Rewriting History by Susanne Urban
For more than fifteen years, German intellectuals, writers, politicians, and ordinary people have gradually worn down moral and political barriers that for decades kept the overwhelming majority away from open and extensive anti-Semitism. It started with the Historikerstreit, a series of articles written in 1986, and did not end with the anti-Semitic election campaign in spring 2002. The Historikerstreit was mainly propelled by an article by the historian Ernst Nolte in Frankfurter Allgemeine Zeitung, which portrayed the National Socialist state and its terror as only a reaction to the Bolshevik threat, and the persecution of Jews and the Shoah as not really singular in human history.
(Jürgen Habermas, a representative of the Critical Theory school and intellectual descendant of Theodor Adorno, sharply protested Nolte’s claims.) Germany is a country with far more memorials and museums to the concentration camps, as well as Jewish museums, than other European countries. The volume of Holocaust education in schools and other educational institutions, the number of conferences and workshops devoted to the subject, seems close to unique in Europe. As Yehuda Bauer, chief historian of Yad Vashem, said in an interview:
Germany is most active in promoting Holocaust education for which there is a very good reason. Given their history, they understand the importance of education as a means of preventing future disasters. The Holocaust today serves as a symbol for what we ought to oppose: racism, genocide, mass murder, ethnic hatred, ethnic cleansing, anti-Semitism and group hatred.

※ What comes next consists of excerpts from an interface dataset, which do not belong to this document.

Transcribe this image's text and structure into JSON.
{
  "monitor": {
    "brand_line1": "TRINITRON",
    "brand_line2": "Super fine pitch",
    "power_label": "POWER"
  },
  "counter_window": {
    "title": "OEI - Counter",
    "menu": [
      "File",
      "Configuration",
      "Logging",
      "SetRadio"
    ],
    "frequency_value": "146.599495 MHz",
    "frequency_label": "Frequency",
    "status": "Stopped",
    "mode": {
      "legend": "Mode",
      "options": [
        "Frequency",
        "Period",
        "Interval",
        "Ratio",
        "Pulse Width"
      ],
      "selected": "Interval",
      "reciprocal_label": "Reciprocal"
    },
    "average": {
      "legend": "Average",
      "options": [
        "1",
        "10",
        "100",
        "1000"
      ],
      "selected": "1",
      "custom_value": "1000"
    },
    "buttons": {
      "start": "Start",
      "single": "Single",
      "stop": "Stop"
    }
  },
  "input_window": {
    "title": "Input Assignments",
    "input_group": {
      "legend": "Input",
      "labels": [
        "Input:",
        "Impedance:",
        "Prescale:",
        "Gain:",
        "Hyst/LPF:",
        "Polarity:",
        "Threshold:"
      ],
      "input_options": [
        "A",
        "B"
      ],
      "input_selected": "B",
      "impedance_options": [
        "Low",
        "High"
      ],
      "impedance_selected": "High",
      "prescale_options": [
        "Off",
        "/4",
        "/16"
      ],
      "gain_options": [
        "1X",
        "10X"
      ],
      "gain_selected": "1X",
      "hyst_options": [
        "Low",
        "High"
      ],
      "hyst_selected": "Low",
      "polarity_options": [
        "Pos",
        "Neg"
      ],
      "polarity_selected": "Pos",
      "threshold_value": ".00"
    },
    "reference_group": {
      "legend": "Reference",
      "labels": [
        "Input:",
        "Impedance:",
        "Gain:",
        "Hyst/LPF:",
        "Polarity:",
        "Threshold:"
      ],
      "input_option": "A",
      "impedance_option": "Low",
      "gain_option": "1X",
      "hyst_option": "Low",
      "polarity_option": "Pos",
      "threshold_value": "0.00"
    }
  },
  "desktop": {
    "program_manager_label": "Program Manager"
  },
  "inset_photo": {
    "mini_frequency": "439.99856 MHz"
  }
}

Nevertheless, the opposition to inhumanity in general is no obstacle to German anti-Zionism and anti-Semitism. Holocaust education in Germany may be intensive, but most of the textbooks use cliche’s and stereotypes. Moreover, many of the teachers convey compassion for the murdered Jews along with strong reservations toward the Jews of today and, of course, the anti-Israeli attitude. Although Germany is proud of its well-developed culture of Holocaust remembrance and education, which for many years was seen as a force against anti-Semitism, the latter force has gone weak. It was a fallacy to think that knowledge about the Shoah would lead people to love their neighbors or even their Jewish neighbors. Holocaust education in Germany is being slowly but steadily undermined by the new trend of seeing Germans themselves as victims, with many people feeling that they are fed up with the Shoah. Well-intended rituals and remembrances have not proved an effective shield against anti-Semitism and the rewriting of history. This widespread “victim” trend in Germany needs to be monitored carefully, since in the long run it may lead to a rewriting of the history of WW II and, in the worst case, to a minimization of the Shoah.
The leading figure among the German “new historians” is Jörg Friedrich, who has published two books on the Allied bombings of Germany. The first book deals with the strategy of the Allied bombings and condemns them as inhuman and pointless. Friedrich’s popularized style helped this book become a bestseller. He uses terms that for decades were associated with Nazi persecution and the Shoah; thus, cellars and air-raid shelters in which Germans died are “crematoria,” an RAF bomber group is an Einsatzgruppe, and the destruction of libraries during the bombings constitutes Bücherverbrennungen. In this way the Shoah is minimized through language.
Friedrich’s second book was also a bestseller and also depicts Germans as victims. There are no SA men, no SS, no soldiers involved in persecution, murder, and “aryanization.” The book contains horrifying photos of the effects of the Allied bombings of Germany. Ruins, burnt bodies, and ashes everywhere evoke associations with the Warsaw Ghetto after its liquidation in 1943 and well-known images from Auschwitz and other extermination camps. Friedrich even declared openly, in several television interviews in winter 2002: “Churchill was the greatest child-slaughterer of all time. He slaughtered 76,000 children.” Yet Friedrich, formerly known as a serious historian, never devotes a single word to the 1.5 million murdered Jewish children.
German historiography increasingly portrays Germans as victims in WW II and not as perpetrators, bystanders, or people deriving benefit from persecution. The revised perspective on German history – from the Allied bombings to the Germans’ expulsion from Poland and East European countries – undoubtedly reflects a historical consciousness that is newly embraced by the majority, though not new in itself. There was never any taboo on speaking about the Allied bombings or the postwar expulsions; documentaries, books, journals, and films have dealt with these subjects since the early 1950s, and WW II was commonly discussed in families and by certain organizations. What is new, however, is the public reinterpretation of history, encompassing intellectuals and politicians of both the Left and the Right.
DR. SUSANNE URBAN is a historian whose current research, along with the subject of contemporary German anti-Semitism, deals with the topic of Youth Aliyah (an organization for Jewish children’s immigration to Israel) during the Holocaust. She is affiliated with the Hebrew University and was a research fellow at Yad Vashem in 2004. She is also preparing a book on Jews at the Volkswagen factory in 1944-1945.